Registration for the
third Active Learning Network conference is now open. It takes place here at
Sussex on 11 June and is free to all.
Dr Wendy Garnham from
the School of Psychology has been instrumental in setting up this network which
now boasts satellite groups and an increasing range of educators who are
contributing to and accessing its resources through the website and events.
LEGO® SERIOUS PLAY® (referred to as LSP for the rest of the
article) is a methodology to facilitate workshops where participants
respond to tasks by building symbolic and metaphorical models with LEGO bricks
and present them to the other participants (Kristiansen, Hansen & Nielsen,
When students embark on academic life at university, they have lots of new things to deal with. For many students, it may be the first time they’ve been asked to write a substantial piece of work using academic sources. For some, this is likely to be at best daunting and possibly overwhelming. So, how can the Library help you to develop the information literacy skills of your students?
We are inviting submissions for the two-day Foundation Year Network Annual Conference, hosted by the University of Sussex on the 10th and 11th July 2019.
Much recent research in transitional pedagogies has sought to critique the ‘deficit model’ of learning which begins from the assumption that students lack certain skills, proficiencies, knowledge, and/or cultural capital, and that the task of educators is to remedy that deficit.Read more ›
Submit a workshop, research paper, PechaKucha presentation, poster or roundtable for LTSE 2019
Learning, Teaching & Student Experience (LTSE) is the UK’s leading conference on business and management education. The collegiate atmosphere makes it an ideal opportunity for learning, idea-sharing, personal development and networking.
We are now accepting submissions for the 2019 conference and encourage all members of the Chartered ABS to get involved. Read more ›
What do you do when you detect 16% of your cohort engaged in academic misconduct? Besides a lot of paperwork and administration (250 hours worth), I was surprised by students’ reasons for cheating – and it was mostly driven by a lack of understanding of how to study with integrity. Students cheat for many complicated reasons, and often rationalise away the act of cheating with the misconception that it is a victimless crime. Thus began my search to try and find a way to help my students understand what academic integrity meant and how to avoid misconduct. Read more ›
Teaching Fellow in Teaching, Learning and Assessment in Higher Education
Department of Education
University of Sussex
During the ten years I’ve been teaching at Sussex, I’ve taught in some pretty varied contexts. Freshly-built lecture theatres and porta-cabin classrooms that tremble as people walk past. Seminar rooms full of light and up-to-date AV equipment and rooms where the projector screen comes down across the only whiteboard in the room. Rooms where I’ve had space to be inventive and spaces where the number of students we can accommodate according to the room listings has been ambitious to say the least. Read more ›

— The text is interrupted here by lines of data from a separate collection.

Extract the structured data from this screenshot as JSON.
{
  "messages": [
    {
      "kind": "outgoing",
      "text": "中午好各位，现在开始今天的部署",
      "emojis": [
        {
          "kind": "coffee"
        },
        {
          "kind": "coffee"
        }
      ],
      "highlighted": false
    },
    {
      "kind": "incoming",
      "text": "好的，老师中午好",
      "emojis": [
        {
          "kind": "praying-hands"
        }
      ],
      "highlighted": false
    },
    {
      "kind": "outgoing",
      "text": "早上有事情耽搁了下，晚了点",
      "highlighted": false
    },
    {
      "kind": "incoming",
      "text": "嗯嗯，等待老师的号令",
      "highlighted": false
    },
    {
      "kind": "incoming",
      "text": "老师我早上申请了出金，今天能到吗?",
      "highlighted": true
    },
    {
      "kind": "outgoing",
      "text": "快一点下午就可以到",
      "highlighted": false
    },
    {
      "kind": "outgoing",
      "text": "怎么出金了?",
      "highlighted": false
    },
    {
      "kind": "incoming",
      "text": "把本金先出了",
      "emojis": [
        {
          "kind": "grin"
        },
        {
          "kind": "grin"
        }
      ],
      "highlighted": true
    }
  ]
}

Let me say at the outset that in many disciplines, there are few problems caused by assessed essays – they may not even be used at all. Before 1791 when it is said that the University of Cambridge introduced the first unseen written examinations to Britain, assessment used to be mostly oral, with face-to-face questioning of students about what they knew and didn’t know. There are many advantages of oral assessment – not least the ability to use ‘probing’ questions to delve deeper into what students can do. Questions such as the following can give us far deeper information about the student’s knowledge status:
Why do you think this is the strongest reason?
What else could cause this?
What do you think is the main weakness of Blogg’s theorem?